- Name: Richard Wallace ANNAND
- D.O.B: 5th Nov, 1914
- D.O.A: 15th May, 1940
- D.O.D: 24th Dec, 2004
- Award: Victoria Cross
- Occupation at time of action: Second Lieutenant, 2nd Battalion The Durham Light Infantry, 6th Brigade, 2nd Division
- Book: The Complete History - Volume 3
The River Dyle, Belgium 15-16 May 1940
15-16 May 1940
The Second World War 1939 - 40
As the German invasion of the Low Countries progressed, the River Dyle, flowing north through Louvain, formed an Allied defensive line east of Brussels. 2nd Division manned the section from south of Rhode St Agathe to Wavre. Second Lieutenant R W Annand distinguished himself in resisting German attacks here on the night of 15-16 May 1940 and was awarded the VC for his gallantry. However, the German advance through the Ardennes to the South threatened to turn the Allied flank and on the night of the 16th a withdrawal was ordered to the line of the Scheldt.

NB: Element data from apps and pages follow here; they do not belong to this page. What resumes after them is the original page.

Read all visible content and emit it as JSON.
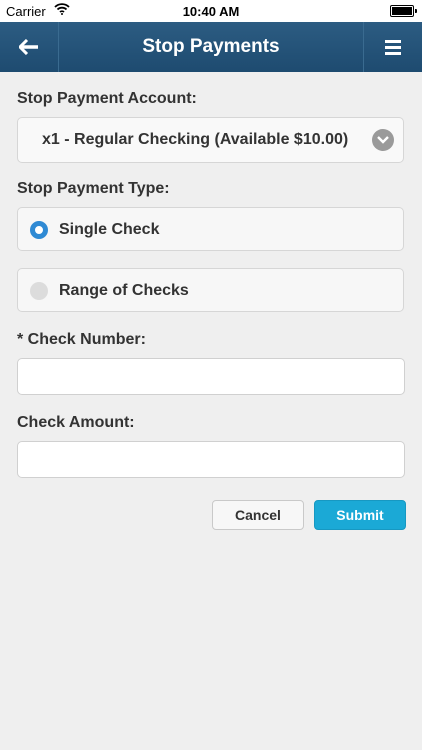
{
  "status_bar": {
    "carrier": "Carrier",
    "time": "10:40 AM"
  },
  "header": {
    "title": "Stop Payments",
    "back_icon": "arrow-left-icon",
    "menu_icon": "hamburger-menu-icon"
  },
  "form": {
    "account_label": "Stop Payment Account:",
    "account_value": "x1 - Regular Checking (Available $10.00)",
    "type_label": "Stop Payment Type:",
    "type_options": [
      {
        "label": "Single Check",
        "selected": true
      },
      {
        "label": "Range of Checks",
        "selected": false
      }
    ],
    "check_number_label": "* Check Number:",
    "check_number_value": "",
    "check_amount_label": "Check Amount:",
    "check_amount_value": ""
  },
  "actions": {
    "cancel_label": "Cancel",
    "submit_label": "Submit"
  },
  "colors": {
    "header": "#1e4b70",
    "accent": "#2f8ad4",
    "submit": "#1ba9d6"
  }
}
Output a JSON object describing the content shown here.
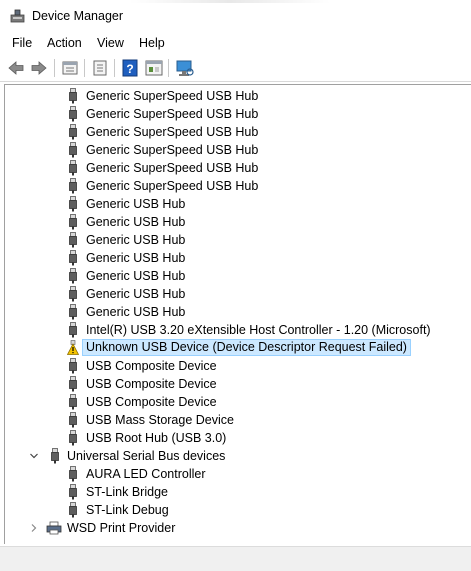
{
  "window": {
    "title": "Device Manager"
  },
  "menu": [
    "File",
    "Action",
    "View",
    "Help"
  ],
  "toolbar": {
    "buttons": [
      "back-icon",
      "forward-icon",
      "properties-icon",
      "update-driver-icon",
      "help-icon",
      "show-hidden-icon",
      "scan-hardware-icon"
    ]
  },
  "tree": {
    "usb_controllers_children": [
      "Generic SuperSpeed USB Hub",
      "Generic SuperSpeed USB Hub",
      "Generic SuperSpeed USB Hub",
      "Generic SuperSpeed USB Hub",
      "Generic SuperSpeed USB Hub",
      "Generic SuperSpeed USB Hub",
      "Generic USB Hub",
      "Generic USB Hub",
      "Generic USB Hub",
      "Generic USB Hub",
      "Generic USB Hub",
      "Generic USB Hub",
      "Generic USB Hub",
      "Intel(R) USB 3.20 eXtensible Host Controller - 1.20 (Microsoft)",
      "Unknown USB Device (Device Descriptor Request Failed)",
      "USB Composite Device",
      "USB Composite Device",
      "USB Composite Device",
      "USB Mass Storage Device",
      "USB Root Hub (USB 3.0)"
    ],
    "usb_devices": {
      "label": "Universal Serial Bus devices",
      "children": [
        "AURA LED Controller",
        "ST-Link Bridge",
        "ST-Link Debug"
      ]
    },
    "wsd": {
      "label": "WSD Print Provider"
    },
    "selected_label": "Unknown USB Device (Device Descriptor Request Failed)"
  },
  "colors": {
    "selection_bg": "#cce8ff",
    "selection_border": "#99d1ff",
    "warning": "#f5c400"
  }
}
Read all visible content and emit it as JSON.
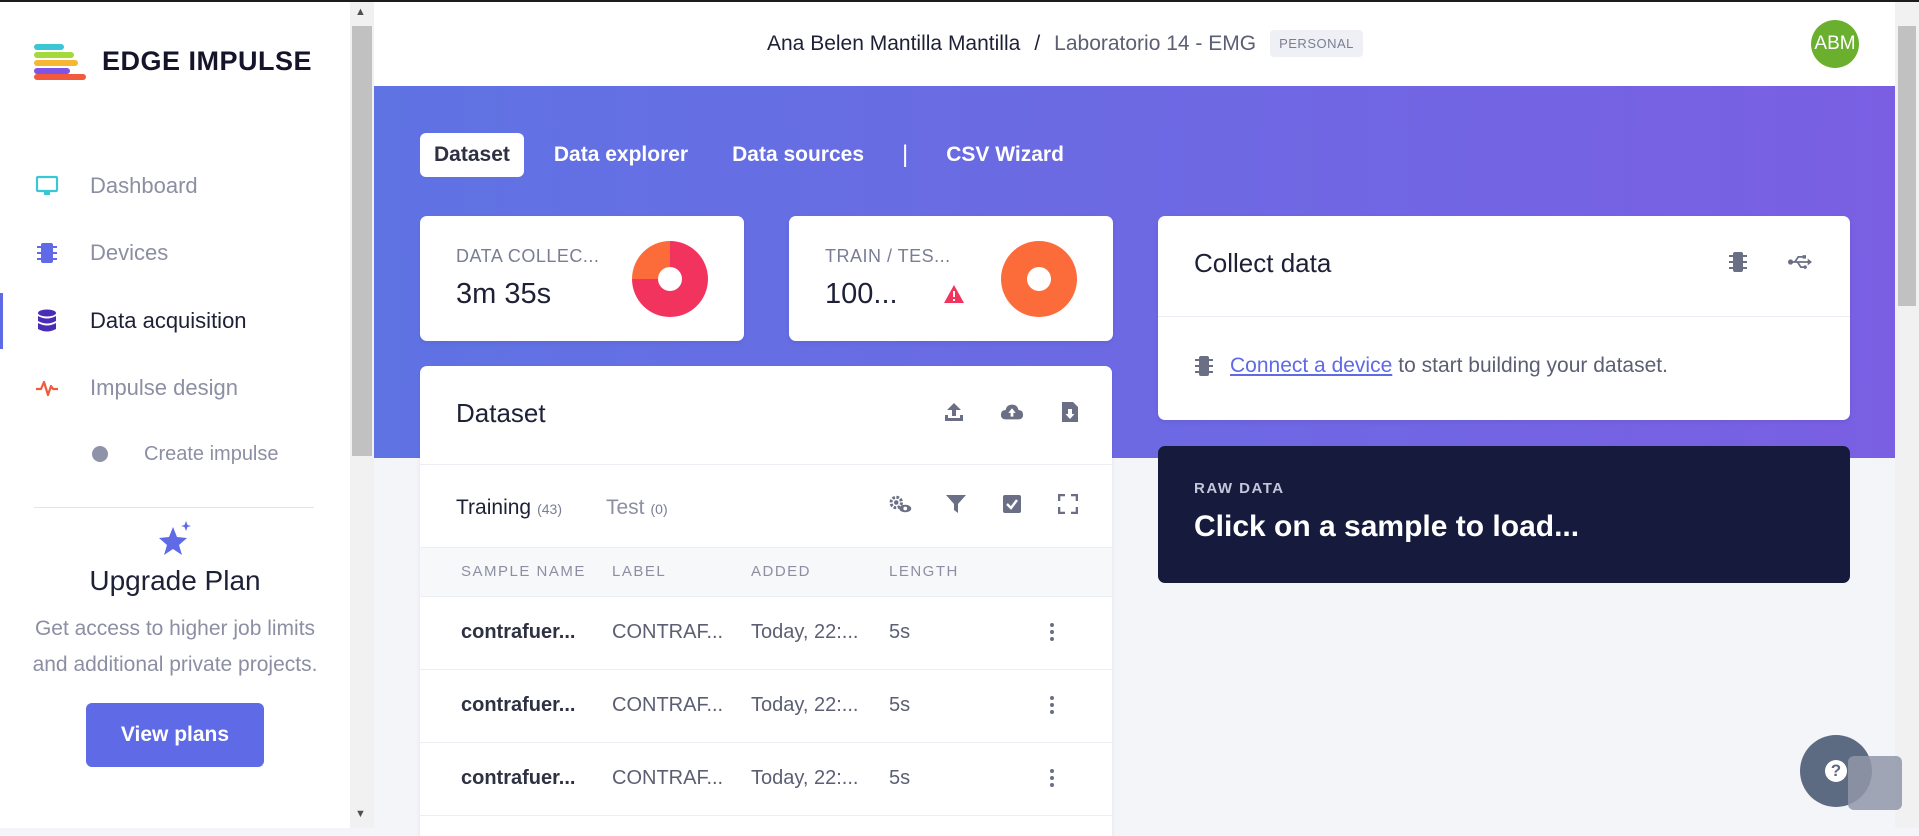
{
  "brand": {
    "name": "EDGE IMPULSE"
  },
  "sidebar": {
    "items": [
      {
        "label": "Dashboard",
        "icon": "monitor-icon"
      },
      {
        "label": "Devices",
        "icon": "chip-icon"
      },
      {
        "label": "Data acquisition",
        "icon": "database-icon",
        "active": true
      },
      {
        "label": "Impulse design",
        "icon": "pulse-icon"
      }
    ],
    "sub_items": [
      {
        "label": "Create impulse"
      }
    ],
    "upgrade": {
      "title": "Upgrade Plan",
      "text": "Get access to higher job limits and additional private projects.",
      "button": "View plans"
    }
  },
  "header": {
    "owner": "Ana Belen Mantilla Mantilla",
    "separator": "/",
    "project": "Laboratorio 14 - EMG",
    "badge": "PERSONAL",
    "avatar": "ABM"
  },
  "tabs": [
    {
      "label": "Dataset",
      "active": true
    },
    {
      "label": "Data explorer"
    },
    {
      "label": "Data sources"
    },
    {
      "label": "CSV Wizard"
    }
  ],
  "tab_separator": "|",
  "stats": {
    "collected": {
      "label": "DATA COLLEC...",
      "value": "3m 35s"
    },
    "split": {
      "label": "TRAIN / TES...",
      "value": "100..."
    }
  },
  "dataset": {
    "title": "Dataset",
    "subtabs": [
      {
        "label": "Training",
        "count": "(43)",
        "active": true
      },
      {
        "label": "Test",
        "count": "(0)"
      }
    ],
    "columns": [
      "SAMPLE NAME",
      "LABEL",
      "ADDED",
      "LENGTH"
    ],
    "rows": [
      {
        "name": "contrafuer...",
        "label": "CONTRAF...",
        "added": "Today, 22:...",
        "length": "5s"
      },
      {
        "name": "contrafuer...",
        "label": "CONTRAF...",
        "added": "Today, 22:...",
        "length": "5s"
      },
      {
        "name": "contrafuer...",
        "label": "CONTRAF...",
        "added": "Today, 22:...",
        "length": "5s"
      }
    ]
  },
  "collect": {
    "title": "Collect data",
    "link": "Connect a device",
    "rest": "to start building your dataset."
  },
  "raw": {
    "small": "RAW DATA",
    "big": "Click on a sample to load..."
  },
  "help": {
    "symbol": "?"
  },
  "colors": {
    "accent": "#5e6ae6",
    "hero_start": "#5f73e3",
    "hero_end": "#7a5fe3",
    "donut_pink": "#f2335d",
    "donut_orange": "#fc6c3a",
    "warning": "#f2335d"
  }
}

For most conspicuous gallantry on the 15th-16th May 1940, when the platoon under his command was on the south side of the River Dyle, astride a blown bridge. During the night a strong attack was beaten off, but about 11 a.m. the enemy again launched a violent attack and pushed forward a bridging party into the sunken bottom of the river. Second Lieutenant Annand attacked this party, but when ammunition ran out he went forward himself over open ground, with total disregard for enemy mortar and machine-gun fire. Reaching the top of the bridge, he drove out the party below, inflicting over twenty casualties with hand grenades. Having been wounded he rejoined his platoon, had his wound dressed, and then carried on in command. During the evening another attack was launched and again Second Lieutenant Annand went forward with hand grenades and inflicted heavy casualties on the enemy. When the order to withdraw was received, he withdrew his platoon, but learning on the way back that his batman was wounded and had been left behind, he returned at once to the former position and brought him back in a wheelbarrow, before losing consciousness as the result of wounds.